_Page and application data records_:

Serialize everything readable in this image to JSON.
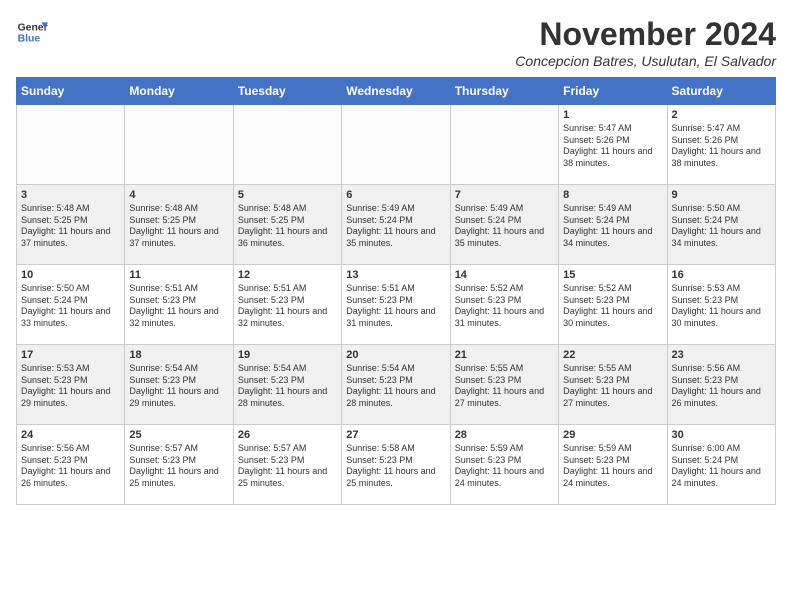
{
  "logo": {
    "line1": "General",
    "line2": "Blue"
  },
  "header": {
    "month_year": "November 2024",
    "location": "Concepcion Batres, Usulutan, El Salvador"
  },
  "days_of_week": [
    "Sunday",
    "Monday",
    "Tuesday",
    "Wednesday",
    "Thursday",
    "Friday",
    "Saturday"
  ],
  "weeks": [
    [
      {
        "day": "",
        "info": ""
      },
      {
        "day": "",
        "info": ""
      },
      {
        "day": "",
        "info": ""
      },
      {
        "day": "",
        "info": ""
      },
      {
        "day": "",
        "info": ""
      },
      {
        "day": "1",
        "info": "Sunrise: 5:47 AM\nSunset: 5:26 PM\nDaylight: 11 hours and 38 minutes."
      },
      {
        "day": "2",
        "info": "Sunrise: 5:47 AM\nSunset: 5:26 PM\nDaylight: 11 hours and 38 minutes."
      }
    ],
    [
      {
        "day": "3",
        "info": "Sunrise: 5:48 AM\nSunset: 5:25 PM\nDaylight: 11 hours and 37 minutes."
      },
      {
        "day": "4",
        "info": "Sunrise: 5:48 AM\nSunset: 5:25 PM\nDaylight: 11 hours and 37 minutes."
      },
      {
        "day": "5",
        "info": "Sunrise: 5:48 AM\nSunset: 5:25 PM\nDaylight: 11 hours and 36 minutes."
      },
      {
        "day": "6",
        "info": "Sunrise: 5:49 AM\nSunset: 5:24 PM\nDaylight: 11 hours and 35 minutes."
      },
      {
        "day": "7",
        "info": "Sunrise: 5:49 AM\nSunset: 5:24 PM\nDaylight: 11 hours and 35 minutes."
      },
      {
        "day": "8",
        "info": "Sunrise: 5:49 AM\nSunset: 5:24 PM\nDaylight: 11 hours and 34 minutes."
      },
      {
        "day": "9",
        "info": "Sunrise: 5:50 AM\nSunset: 5:24 PM\nDaylight: 11 hours and 34 minutes."
      }
    ],
    [
      {
        "day": "10",
        "info": "Sunrise: 5:50 AM\nSunset: 5:24 PM\nDaylight: 11 hours and 33 minutes."
      },
      {
        "day": "11",
        "info": "Sunrise: 5:51 AM\nSunset: 5:23 PM\nDaylight: 11 hours and 32 minutes."
      },
      {
        "day": "12",
        "info": "Sunrise: 5:51 AM\nSunset: 5:23 PM\nDaylight: 11 hours and 32 minutes."
      },
      {
        "day": "13",
        "info": "Sunrise: 5:51 AM\nSunset: 5:23 PM\nDaylight: 11 hours and 31 minutes."
      },
      {
        "day": "14",
        "info": "Sunrise: 5:52 AM\nSunset: 5:23 PM\nDaylight: 11 hours and 31 minutes."
      },
      {
        "day": "15",
        "info": "Sunrise: 5:52 AM\nSunset: 5:23 PM\nDaylight: 11 hours and 30 minutes."
      },
      {
        "day": "16",
        "info": "Sunrise: 5:53 AM\nSunset: 5:23 PM\nDaylight: 11 hours and 30 minutes."
      }
    ],
    [
      {
        "day": "17",
        "info": "Sunrise: 5:53 AM\nSunset: 5:23 PM\nDaylight: 11 hours and 29 minutes."
      },
      {
        "day": "18",
        "info": "Sunrise: 5:54 AM\nSunset: 5:23 PM\nDaylight: 11 hours and 29 minutes."
      },
      {
        "day": "19",
        "info": "Sunrise: 5:54 AM\nSunset: 5:23 PM\nDaylight: 11 hours and 28 minutes."
      },
      {
        "day": "20",
        "info": "Sunrise: 5:54 AM\nSunset: 5:23 PM\nDaylight: 11 hours and 28 minutes."
      },
      {
        "day": "21",
        "info": "Sunrise: 5:55 AM\nSunset: 5:23 PM\nDaylight: 11 hours and 27 minutes."
      },
      {
        "day": "22",
        "info": "Sunrise: 5:55 AM\nSunset: 5:23 PM\nDaylight: 11 hours and 27 minutes."
      },
      {
        "day": "23",
        "info": "Sunrise: 5:56 AM\nSunset: 5:23 PM\nDaylight: 11 hours and 26 minutes."
      }
    ],
    [
      {
        "day": "24",
        "info": "Sunrise: 5:56 AM\nSunset: 5:23 PM\nDaylight: 11 hours and 26 minutes."
      },
      {
        "day": "25",
        "info": "Sunrise: 5:57 AM\nSunset: 5:23 PM\nDaylight: 11 hours and 25 minutes."
      },
      {
        "day": "26",
        "info": "Sunrise: 5:57 AM\nSunset: 5:23 PM\nDaylight: 11 hours and 25 minutes."
      },
      {
        "day": "27",
        "info": "Sunrise: 5:58 AM\nSunset: 5:23 PM\nDaylight: 11 hours and 25 minutes."
      },
      {
        "day": "28",
        "info": "Sunrise: 5:59 AM\nSunset: 5:23 PM\nDaylight: 11 hours and 24 minutes."
      },
      {
        "day": "29",
        "info": "Sunrise: 5:59 AM\nSunset: 5:23 PM\nDaylight: 11 hours and 24 minutes."
      },
      {
        "day": "30",
        "info": "Sunrise: 6:00 AM\nSunset: 5:24 PM\nDaylight: 11 hours and 24 minutes."
      }
    ]
  ]
}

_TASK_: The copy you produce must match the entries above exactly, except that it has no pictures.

_WRITTEN ANSWER_:
Serialize everything readable in this image to JSON.
{
  "logo": {
    "line1": "General",
    "line2": "Blue"
  },
  "header": {
    "month_year": "November 2024",
    "location": "Concepcion Batres, Usulutan, El Salvador"
  },
  "days_of_week": [
    "Sunday",
    "Monday",
    "Tuesday",
    "Wednesday",
    "Thursday",
    "Friday",
    "Saturday"
  ],
  "weeks": [
    [
      {
        "day": "",
        "info": ""
      },
      {
        "day": "",
        "info": ""
      },
      {
        "day": "",
        "info": ""
      },
      {
        "day": "",
        "info": ""
      },
      {
        "day": "",
        "info": ""
      },
      {
        "day": "1",
        "info": "Sunrise: 5:47 AM\nSunset: 5:26 PM\nDaylight: 11 hours and 38 minutes."
      },
      {
        "day": "2",
        "info": "Sunrise: 5:47 AM\nSunset: 5:26 PM\nDaylight: 11 hours and 38 minutes."
      }
    ],
    [
      {
        "day": "3",
        "info": "Sunrise: 5:48 AM\nSunset: 5:25 PM\nDaylight: 11 hours and 37 minutes."
      },
      {
        "day": "4",
        "info": "Sunrise: 5:48 AM\nSunset: 5:25 PM\nDaylight: 11 hours and 37 minutes."
      },
      {
        "day": "5",
        "info": "Sunrise: 5:48 AM\nSunset: 5:25 PM\nDaylight: 11 hours and 36 minutes."
      },
      {
        "day": "6",
        "info": "Sunrise: 5:49 AM\nSunset: 5:24 PM\nDaylight: 11 hours and 35 minutes."
      },
      {
        "day": "7",
        "info": "Sunrise: 5:49 AM\nSunset: 5:24 PM\nDaylight: 11 hours and 35 minutes."
      },
      {
        "day": "8",
        "info": "Sunrise: 5:49 AM\nSunset: 5:24 PM\nDaylight: 11 hours and 34 minutes."
      },
      {
        "day": "9",
        "info": "Sunrise: 5:50 AM\nSunset: 5:24 PM\nDaylight: 11 hours and 34 minutes."
      }
    ],
    [
      {
        "day": "10",
        "info": "Sunrise: 5:50 AM\nSunset: 5:24 PM\nDaylight: 11 hours and 33 minutes."
      },
      {
        "day": "11",
        "info": "Sunrise: 5:51 AM\nSunset: 5:23 PM\nDaylight: 11 hours and 32 minutes."
      },
      {
        "day": "12",
        "info": "Sunrise: 5:51 AM\nSunset: 5:23 PM\nDaylight: 11 hours and 32 minutes."
      },
      {
        "day": "13",
        "info": "Sunrise: 5:51 AM\nSunset: 5:23 PM\nDaylight: 11 hours and 31 minutes."
      },
      {
        "day": "14",
        "info": "Sunrise: 5:52 AM\nSunset: 5:23 PM\nDaylight: 11 hours and 31 minutes."
      },
      {
        "day": "15",
        "info": "Sunrise: 5:52 AM\nSunset: 5:23 PM\nDaylight: 11 hours and 30 minutes."
      },
      {
        "day": "16",
        "info": "Sunrise: 5:53 AM\nSunset: 5:23 PM\nDaylight: 11 hours and 30 minutes."
      }
    ],
    [
      {
        "day": "17",
        "info": "Sunrise: 5:53 AM\nSunset: 5:23 PM\nDaylight: 11 hours and 29 minutes."
      },
      {
        "day": "18",
        "info": "Sunrise: 5:54 AM\nSunset: 5:23 PM\nDaylight: 11 hours and 29 minutes."
      },
      {
        "day": "19",
        "info": "Sunrise: 5:54 AM\nSunset: 5:23 PM\nDaylight: 11 hours and 28 minutes."
      },
      {
        "day": "20",
        "info": "Sunrise: 5:54 AM\nSunset: 5:23 PM\nDaylight: 11 hours and 28 minutes."
      },
      {
        "day": "21",
        "info": "Sunrise: 5:55 AM\nSunset: 5:23 PM\nDaylight: 11 hours and 27 minutes."
      },
      {
        "day": "22",
        "info": "Sunrise: 5:55 AM\nSunset: 5:23 PM\nDaylight: 11 hours and 27 minutes."
      },
      {
        "day": "23",
        "info": "Sunrise: 5:56 AM\nSunset: 5:23 PM\nDaylight: 11 hours and 26 minutes."
      }
    ],
    [
      {
        "day": "24",
        "info": "Sunrise: 5:56 AM\nSunset: 5:23 PM\nDaylight: 11 hours and 26 minutes."
      },
      {
        "day": "25",
        "info": "Sunrise: 5:57 AM\nSunset: 5:23 PM\nDaylight: 11 hours and 25 minutes."
      },
      {
        "day": "26",
        "info": "Sunrise: 5:57 AM\nSunset: 5:23 PM\nDaylight: 11 hours and 25 minutes."
      },
      {
        "day": "27",
        "info": "Sunrise: 5:58 AM\nSunset: 5:23 PM\nDaylight: 11 hours and 25 minutes."
      },
      {
        "day": "28",
        "info": "Sunrise: 5:59 AM\nSunset: 5:23 PM\nDaylight: 11 hours and 24 minutes."
      },
      {
        "day": "29",
        "info": "Sunrise: 5:59 AM\nSunset: 5:23 PM\nDaylight: 11 hours and 24 minutes."
      },
      {
        "day": "30",
        "info": "Sunrise: 6:00 AM\nSunset: 5:24 PM\nDaylight: 11 hours and 24 minutes."
      }
    ]
  ]
}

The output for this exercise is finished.